The Deep End of the Ocean

The Deep End of the Ocean

Facts and Figures

Run time: 106 mins

In Theaters: Friday 12th March 1999

Distributed by: Sony Pictures Entertainment

Production compaines: Columbia Pictures Corporation

Reviews 3.5 / 5

Rotten Tomatoes: 44%
Fresh: 15 Rotten: 19

IMDB: 6.3 / 10

Cast & Crew


Starring: as Beth Cappadora, as Pat Cappadora, as Candy Bliss, as Vincent Cappadora - Age 16, as Vincent Cappadora - Age 7, as Sam Karras / Ben Cappadora - Age 12, Alexa PenaVega as Kerry Cappadora, as Jimmy Daugherty, as Ellen, Michael McElroy as Ben Cappadora - Age 3, as Grandpa Angelo, as Grandma Rosie, as George Karras, as Laurie, John Roselius as Chief Bastokovich

The Deep End of the Ocean Review

I had expected the worst. I do not know what "The Deep End of the Ocean" is supposed to mean, but I figured it carried some deeply symbolic motif-laden mumbo-jumbo that novelists tend to include in their works, or else it was robbed from a dumb line of dialogue inserted merely to give a movie its name.

The title is evidently the former, though the movie is hardly the overwrought mess that I'd expected to see (for example: Message in a Bottle). Instead, The Deep End of the Ocean is a surprisingly thoughtful and laconic character study, full of nuance and genuine emotion, largely driven by Pfeiffer's unraveling character Beth. The well-known plot involves the sudden disappearance of Beth's 2 year-old son Ben, who vanishes while she is visiting Chicago.

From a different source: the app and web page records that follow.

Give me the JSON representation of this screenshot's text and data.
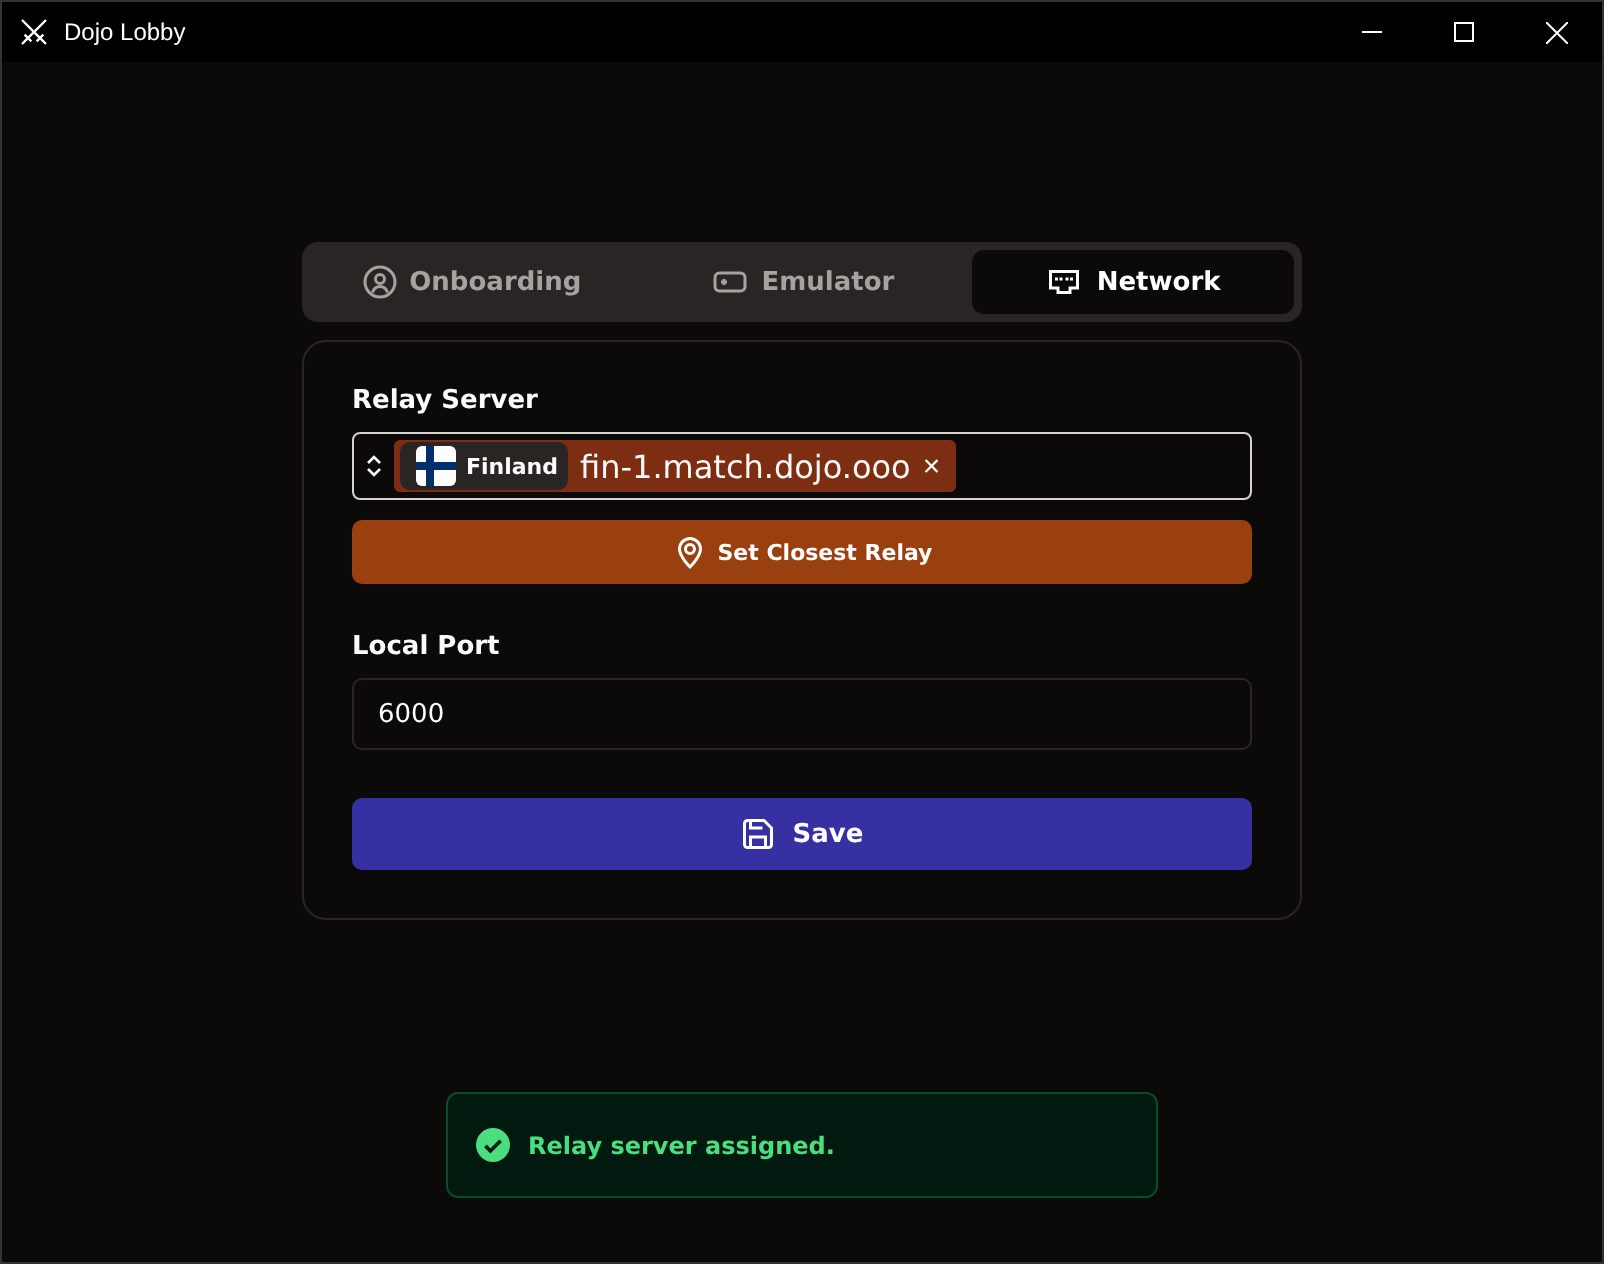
{
  "window": {
    "title": "Dojo Lobby"
  },
  "tabs": [
    {
      "label": "Onboarding",
      "selected": false
    },
    {
      "label": "Emulator",
      "selected": false
    },
    {
      "label": "Network",
      "selected": true
    }
  ],
  "relay_server": {
    "label": "Relay Server",
    "country": "Finland",
    "value": "fin-1.match.dojo.ooo",
    "remove": "×"
  },
  "closest_button": "Set Closest Relay",
  "local_port": {
    "label": "Local Port",
    "value": "6000"
  },
  "save_button": "Save",
  "toast": {
    "message": "Relay server assigned."
  }
}
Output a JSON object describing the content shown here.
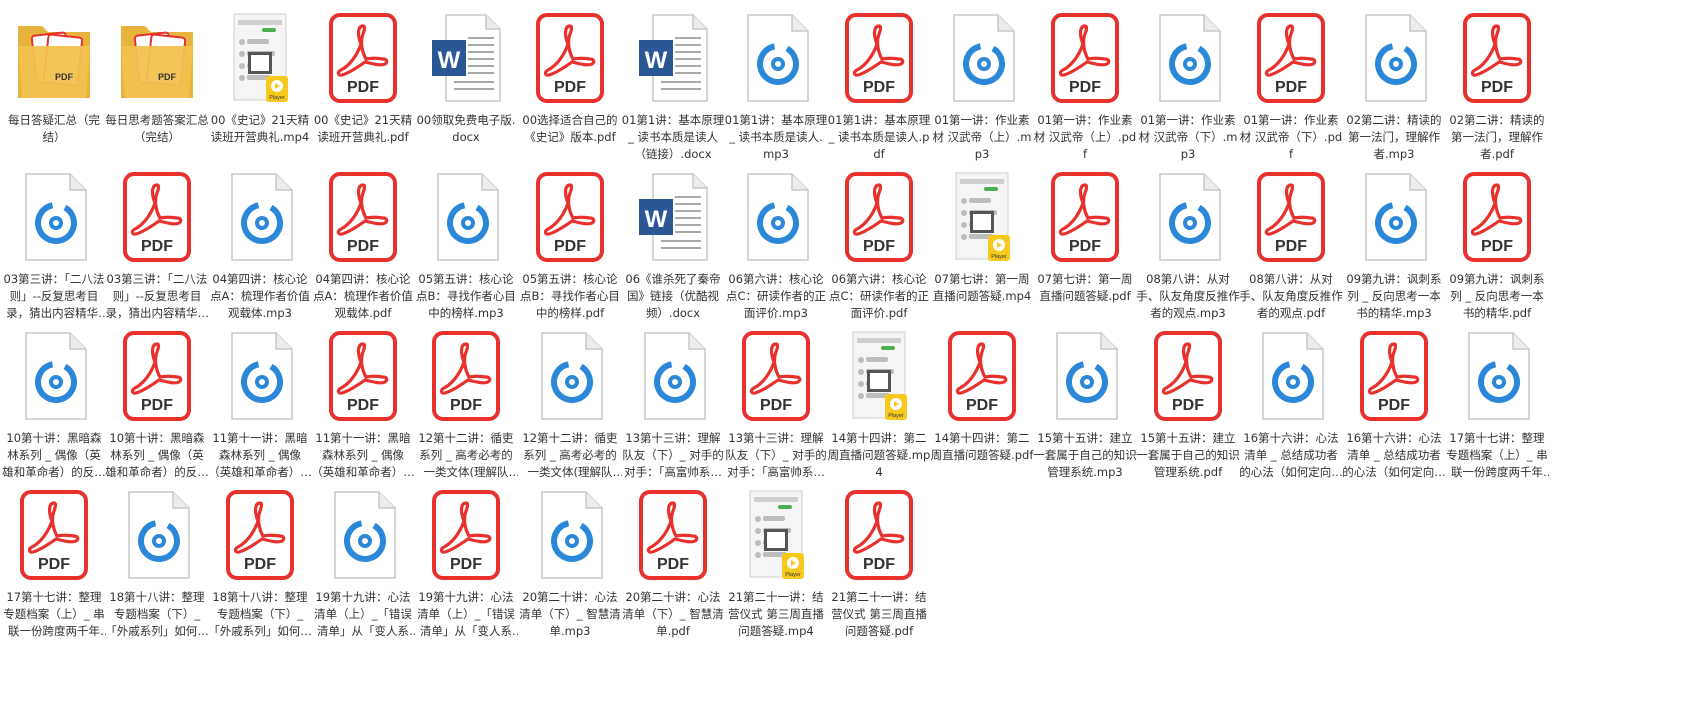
{
  "colors": {
    "pdf": "#e8302c",
    "audio": "#2b87d8",
    "word": "#2b5797",
    "folder": "#f2c14e",
    "player": "#f7c81d",
    "text": "#333333"
  },
  "icon_labels": {
    "pdf": "PDF",
    "word": "W",
    "folder_pdf": "PDF",
    "player": "Player"
  },
  "files": [
    {
      "type": "folder",
      "name": "每日答疑汇总（完结）"
    },
    {
      "type": "folder",
      "name": "每日思考题答案汇总（完结）"
    },
    {
      "type": "video",
      "name": "00《史记》21天精读班开营典礼.mp4"
    },
    {
      "type": "pdf",
      "name": "00《史记》21天精读班开营典礼.pdf"
    },
    {
      "type": "word",
      "name": "00领取免费电子版.docx"
    },
    {
      "type": "pdf",
      "name": "00选择适合自己的《史记》版本.pdf"
    },
    {
      "type": "word",
      "name": "01第1讲：基本原理 _ 读书本质是读人（链接）.docx"
    },
    {
      "type": "audio",
      "name": "01第1讲：基本原理 _ 读书本质是读人.mp3"
    },
    {
      "type": "pdf",
      "name": "01第1讲：基本原理 _ 读书本质是读人.pdf"
    },
    {
      "type": "audio",
      "name": "01第一讲：作业素材 汉武帝（上）.mp3"
    },
    {
      "type": "pdf",
      "name": "01第一讲：作业素材 汉武帝（上）.pdf"
    },
    {
      "type": "audio",
      "name": "01第一讲：作业素材 汉武帝（下）.mp3"
    },
    {
      "type": "pdf",
      "name": "01第一讲：作业素材 汉武帝（下）.pdf"
    },
    {
      "type": "audio",
      "name": "02第二讲：精读的第一法门，理解作者.mp3"
    },
    {
      "type": "pdf",
      "name": "02第二讲：精读的第一法门，理解作者.pdf"
    },
    {
      "type": "audio",
      "name": "03第三讲：「二八法则」--反复思考目录，猜出内容精华.mp3"
    },
    {
      "type": "pdf",
      "name": "03第三讲：「二八法则」--反复思考目录，猜出内容精华.pdf"
    },
    {
      "type": "audio",
      "name": "04第四讲：核心论点A：梳理作者价值观载体.mp3"
    },
    {
      "type": "pdf",
      "name": "04第四讲：核心论点A：梳理作者价值观载体.pdf"
    },
    {
      "type": "audio",
      "name": "05第五讲：核心论点B：寻找作者心目中的榜样.mp3"
    },
    {
      "type": "pdf",
      "name": "05第五讲：核心论点B：寻找作者心目中的榜样.pdf"
    },
    {
      "type": "word",
      "name": "06《谁杀死了秦帝国》链接（优酷视频）.docx"
    },
    {
      "type": "audio",
      "name": "06第六讲：核心论点C：研读作者的正面评价.mp3"
    },
    {
      "type": "pdf",
      "name": "06第六讲：核心论点C：研读作者的正面评价.pdf"
    },
    {
      "type": "video",
      "name": "07第七讲：第一周直播问题答疑.mp4"
    },
    {
      "type": "pdf",
      "name": "07第七讲：第一周直播问题答疑.pdf"
    },
    {
      "type": "audio",
      "name": "08第八讲：从对手、队友角度反推作者的观点.mp3"
    },
    {
      "type": "pdf",
      "name": "08第八讲：从对手、队友角度反推作者的观点.pdf"
    },
    {
      "type": "audio",
      "name": "09第九讲：讽刺系列 _ 反向思考一本书的精华.mp3"
    },
    {
      "type": "pdf",
      "name": "09第九讲：讽刺系列 _ 反向思考一本书的精华.pdf"
    },
    {
      "type": "audio",
      "name": "10第十讲：黑暗森林系列 _ 偶像（英雄和革命者）的反面（..."
    },
    {
      "type": "pdf",
      "name": "10第十讲：黑暗森林系列 _ 偶像（英雄和革命者）的反面（..."
    },
    {
      "type": "audio",
      "name": "11第十一讲：黑暗森林系列 _ 偶像（英雄和革命者）的反面（..."
    },
    {
      "type": "pdf",
      "name": "11第十一讲：黑暗森林系列 _ 偶像（英雄和革命者）的反面（..."
    },
    {
      "type": "pdf",
      "name": "12第十二讲：循吏系列 _ 高考必考的一类文体(理解队友）.pdf"
    },
    {
      "type": "audio",
      "name": "12第十二讲：循吏系列 _ 高考必考的一类文体(理解队友）.mp3"
    },
    {
      "type": "audio",
      "name": "13第十三讲：理解队友（下）_ 对手的对手：「高富帅系列+..."
    },
    {
      "type": "pdf",
      "name": "13第十三讲：理解队友（下）_ 对手的对手：「高富帅系列+..."
    },
    {
      "type": "video",
      "name": "14第十四讲：第二周直播问题答疑.mp4"
    },
    {
      "type": "pdf",
      "name": "14第十四讲：第二周直播问题答疑.pdf"
    },
    {
      "type": "audio",
      "name": "15第十五讲：建立一套属于自己的知识管理系统.mp3"
    },
    {
      "type": "pdf",
      "name": "15第十五讲：建立一套属于自己的知识管理系统.pdf"
    },
    {
      "type": "audio",
      "name": "16第十六讲：心法清单 _ 总结成功者的心法（如何定向积累素..."
    },
    {
      "type": "pdf",
      "name": "16第十六讲：心法清单 _ 总结成功者的心法（如何定向积累素..."
    },
    {
      "type": "audio",
      "name": "17第十七讲：整理专题档案（上）_ 串联一份跨度两千年的..."
    },
    {
      "type": "pdf",
      "name": "17第十七讲：整理专题档案（上）_ 串联一份跨度两千年的..."
    },
    {
      "type": "audio",
      "name": "18第十八讲：整理专题档案（下）_「外戚系列」如何使用..."
    },
    {
      "type": "pdf",
      "name": "18第十八讲：整理专题档案（下）_「外戚系列」如何使用..."
    },
    {
      "type": "audio",
      "name": "19第十九讲：心法清单（上）_「错误清单」从「变人系列」看..."
    },
    {
      "type": "pdf",
      "name": "19第十九讲：心法清单（上）_「错误清单」从「变人系列」看..."
    },
    {
      "type": "audio",
      "name": "20第二十讲：心法清单（下）_ 智慧清单.mp3"
    },
    {
      "type": "pdf",
      "name": "20第二十讲：心法清单（下）_ 智慧清单.pdf"
    },
    {
      "type": "video",
      "name": "21第二十一讲：结营仪式 第三周直播问题答疑.mp4"
    },
    {
      "type": "pdf",
      "name": "21第二十一讲：结营仪式 第三周直播问题答疑.pdf"
    }
  ]
}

Nine agonizing years later, a kid who can only be Ben shows up -- as Sam, a neighbor's boy who wants to mow the lawn. Sure enough, it's him, but he doesn't remember his family,

The legal and emotional pain that ensues could have gone into schlocky sentiment but it doesn't. The kids and Pfeiffer each carries the film on a shoulder, and it's genuinely intriguing to see how things are going to pan out. To be sure, there's no surprise by the time you get the end of the picture, but I have to say, I'm calling my mom right now.